- 0Apr 11, '09 by Anxious PatientWow. Here she says she brought in a camera and filmed the birth.
Last Friday I armed myself with a camera, and journeyed to the assigned hospital, where I met my wonderful lady, getting ready to pop. Since it was her third kid, everyone expected her to shoot it out within 30 minutes. She was already getting induced by elephantine dose of Oxytocin (Mmmm, Oxytocin!)
I took my camera, put it on "Rec" and assumed the position.
45 minutes later, no baby.
1 hour 30 minutes later, no baby.
The anesthesiologist comes in and sets up my girl with an epidural. Having it done is one thing; watching someone else getting it done is another. The doc took out this teeny needle first and numbed her up. Then she took out this huge-ass 10 inch needle and jammed it into her spine!
I was watching the whole thing, with my face changing expressions like Louis De Funès'. But I guess everything went fine, because my 'mom' was back into position in no time, waiting for the Creep to show up.
4 hours later she starts to throw up. I jump up, and turn my camera on again, assuming the position of a greyhound, right in between her legs.
... no baby.
8 hours later, the nurse comes in, checks the momma, and says, "ok, we're ready to push".
FINALLY!!! I turn my camera on again. Two more nurses, and a woman doctor come in. They put my momma into a position of American Eagle, prop her up with pillows, and shine bright light at the cooch.
In the comments section she compares the pain of childbirth with that of a Brazilian wax.Last edit by Anxious Patient on Apr 11, '09
- 10Apr 11, '09 by Suz_808Quote from DeLana_RNI agree totally with what you posted DeLana. I've cruised allnurses before but this particular post made me want to register to add my opinion.Yes, she has the First Amendment right to say what she did, after all this isn't a police state (yet). However, I think she does violate the nursing school's code of conduct, and certainly HIPAA. In fact, her judgement is so poor that she didn't remove her MySpace page (or made it private, if that's possible) even after she was dismissed - or at least deleted the controversial entry/entries!
She may have the right to write anything she wants... but I sure wouldn't want someone like her (prejudiced, etc.) as my nurse, or that of one of my family members.
I went and had a look at her MySpace and yes, it's possible to make it private (friends only, you have to approve who can view it.) I think she does violate HIPAA with her blog. From what I can gather from her blog, she works with this woman who gave birth (in the ER). So based on the fact that Nina Yoder's name is out there, the school, the time frame and I am sure the people she works with, I think it will be a matter of time before this woman finds out about it. In which case she has a nice case in which to sue. Not to mention the extra publicity surrounding the case (especially locally). "We" can't identify her, but any of her workmates could.
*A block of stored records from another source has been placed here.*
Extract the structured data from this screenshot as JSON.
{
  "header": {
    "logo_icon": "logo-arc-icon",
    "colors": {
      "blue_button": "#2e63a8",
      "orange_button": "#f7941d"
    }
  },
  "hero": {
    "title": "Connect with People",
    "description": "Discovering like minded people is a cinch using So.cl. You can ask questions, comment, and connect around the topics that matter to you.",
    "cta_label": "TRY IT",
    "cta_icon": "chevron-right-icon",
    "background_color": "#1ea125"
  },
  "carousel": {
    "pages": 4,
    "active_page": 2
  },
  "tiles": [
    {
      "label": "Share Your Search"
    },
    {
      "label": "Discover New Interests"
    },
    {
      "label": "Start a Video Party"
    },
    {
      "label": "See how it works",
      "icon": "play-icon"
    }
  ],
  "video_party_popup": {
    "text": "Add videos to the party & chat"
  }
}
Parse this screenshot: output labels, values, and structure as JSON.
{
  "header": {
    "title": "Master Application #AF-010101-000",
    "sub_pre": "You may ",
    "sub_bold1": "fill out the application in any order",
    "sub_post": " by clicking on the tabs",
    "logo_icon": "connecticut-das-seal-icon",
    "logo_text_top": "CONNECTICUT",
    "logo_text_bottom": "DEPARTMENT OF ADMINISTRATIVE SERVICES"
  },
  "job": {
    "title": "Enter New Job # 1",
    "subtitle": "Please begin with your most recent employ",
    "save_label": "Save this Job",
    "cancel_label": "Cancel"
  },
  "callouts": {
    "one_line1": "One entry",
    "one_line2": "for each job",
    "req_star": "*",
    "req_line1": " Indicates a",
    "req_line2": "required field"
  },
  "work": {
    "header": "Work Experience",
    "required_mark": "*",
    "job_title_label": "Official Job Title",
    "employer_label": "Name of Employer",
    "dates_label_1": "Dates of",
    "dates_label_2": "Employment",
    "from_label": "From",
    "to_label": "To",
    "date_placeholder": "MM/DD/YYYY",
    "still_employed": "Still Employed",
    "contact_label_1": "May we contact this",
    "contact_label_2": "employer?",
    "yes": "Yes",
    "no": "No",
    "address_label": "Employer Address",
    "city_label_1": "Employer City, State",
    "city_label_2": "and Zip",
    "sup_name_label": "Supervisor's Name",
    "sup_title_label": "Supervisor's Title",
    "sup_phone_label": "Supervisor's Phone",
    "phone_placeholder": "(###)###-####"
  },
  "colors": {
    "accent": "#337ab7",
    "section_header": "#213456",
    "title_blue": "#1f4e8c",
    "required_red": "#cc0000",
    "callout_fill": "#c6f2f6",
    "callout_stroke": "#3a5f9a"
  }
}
I did some extra surfing, and from what I read I gather this course she was in is a RN-BSN, so she is already a nurse and working in that capacity. Also in her petition to get back into school, she says she will or has removed her MySpace page. She hasn't removed it yet and also has a link to another MySpace page that is a carbon copy of her original one under another name. (upper right corner of her page http:www.myspace.com/leipschte)
I saw someone else mention, that she has served and deserves the right to enjoy her free speech. No arguing that. My husband is military, and he said "the military wouldn't want that sort of person serving anymore than you would want her as your nurse - how would she look after the Iraqi's or whatever with those attitudes? I'd like to see where exactly she served." I agree in that....if you have those kind of attitudes that you need to post them on the internet, how can they not affect your level of empathy or concern for your patients. It's not our job to judge anyone we are caring for and in most cases the ones that need it the most are those not as fortunate as ourselves, in lifes choices or just how the cards fell. I just can't help but feel if you feel that strongly inside that you need to post it on the internet about certain people or whatever that it cannot but help affect your level of care.